You can have empathy for a patient without pretending your own pain does not exist. In acknowledging your stress, it will then also be easier to try and come to healthy solutions that may help reduce it.
2. Practice Self-Care
We admit that this is easier said than done, but it’s important as a caregiver to practice self-care. You should be taking time out of each day to do things for yourself.
Exercise, meditation, connecting with friends, or even just practicing deep breathing are known methods to reduce stress. Find what works for you and try to take time out of each day, however little time you may have, to try one or two of the methods that work best.
3. Consider Respite Visits
Perhaps the biggest stressor of being an Alzheimer’s caregiver is the sheer time commitment. It’s here that respite visits can be a big relief to longtime caregivers.
If you live with an Alzheimer’s patient or are otherwise their sole caregiver, you aren’t going to have much time for leisure or to spend time with friends. What’s unfortunate is this doesn’t just have a toll on you; stress impacts our ability to help others too.
One option to mitigate this wearing down is hiring a respite carer. These services have a trained professional go to the home of the patient and care for them while their regular caregiver is free to pursue other interests (or just rest at home).
These relief visits are good for everyone involved. The professional carer can help the patient pursue their own interests while staying safe. Meanwhile, you get to recharge your batteries and spend time doing things you otherwise could not.

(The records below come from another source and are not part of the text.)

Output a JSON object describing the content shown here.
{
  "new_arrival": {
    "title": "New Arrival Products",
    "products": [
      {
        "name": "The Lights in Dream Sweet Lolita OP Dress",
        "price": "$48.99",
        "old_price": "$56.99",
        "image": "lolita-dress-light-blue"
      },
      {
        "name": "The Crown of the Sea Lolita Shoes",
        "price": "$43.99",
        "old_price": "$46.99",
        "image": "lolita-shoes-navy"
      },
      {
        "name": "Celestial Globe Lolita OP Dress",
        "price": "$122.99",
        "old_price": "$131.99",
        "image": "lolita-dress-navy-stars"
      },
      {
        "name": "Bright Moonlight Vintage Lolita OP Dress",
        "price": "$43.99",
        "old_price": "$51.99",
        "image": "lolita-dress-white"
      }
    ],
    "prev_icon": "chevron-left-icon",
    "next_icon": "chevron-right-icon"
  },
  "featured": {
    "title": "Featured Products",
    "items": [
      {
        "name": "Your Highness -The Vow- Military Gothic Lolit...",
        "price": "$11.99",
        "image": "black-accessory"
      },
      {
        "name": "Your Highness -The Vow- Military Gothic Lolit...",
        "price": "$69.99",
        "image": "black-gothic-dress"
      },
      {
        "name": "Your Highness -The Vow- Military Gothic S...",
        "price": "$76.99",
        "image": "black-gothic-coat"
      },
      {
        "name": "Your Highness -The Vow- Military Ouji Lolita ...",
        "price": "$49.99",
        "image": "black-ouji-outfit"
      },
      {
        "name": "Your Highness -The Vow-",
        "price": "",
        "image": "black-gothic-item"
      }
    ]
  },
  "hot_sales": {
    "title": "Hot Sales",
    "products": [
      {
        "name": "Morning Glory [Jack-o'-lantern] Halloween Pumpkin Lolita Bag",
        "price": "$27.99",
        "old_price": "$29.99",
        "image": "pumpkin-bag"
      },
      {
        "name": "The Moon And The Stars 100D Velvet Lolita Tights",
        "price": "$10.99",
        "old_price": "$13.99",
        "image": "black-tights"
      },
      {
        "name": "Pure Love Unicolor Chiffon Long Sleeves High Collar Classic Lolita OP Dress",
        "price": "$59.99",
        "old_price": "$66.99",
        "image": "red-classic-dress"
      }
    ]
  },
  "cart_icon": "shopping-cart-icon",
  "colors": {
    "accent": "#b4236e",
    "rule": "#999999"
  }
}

Alzheimer’s Caregivers Don’t Have An Easy Job
Alzheimer’s is hard on everyone involved. It is a slow-moving, end-of-life disease that requires a patient receive a lot of attentive care.
If you’re an Alzheimer’s caregiver, be sure to allow yourself the time to work on your own mental health. In the end, it will help both you and the patient, as you’ll be able to pursue caregiving with more energy and patience.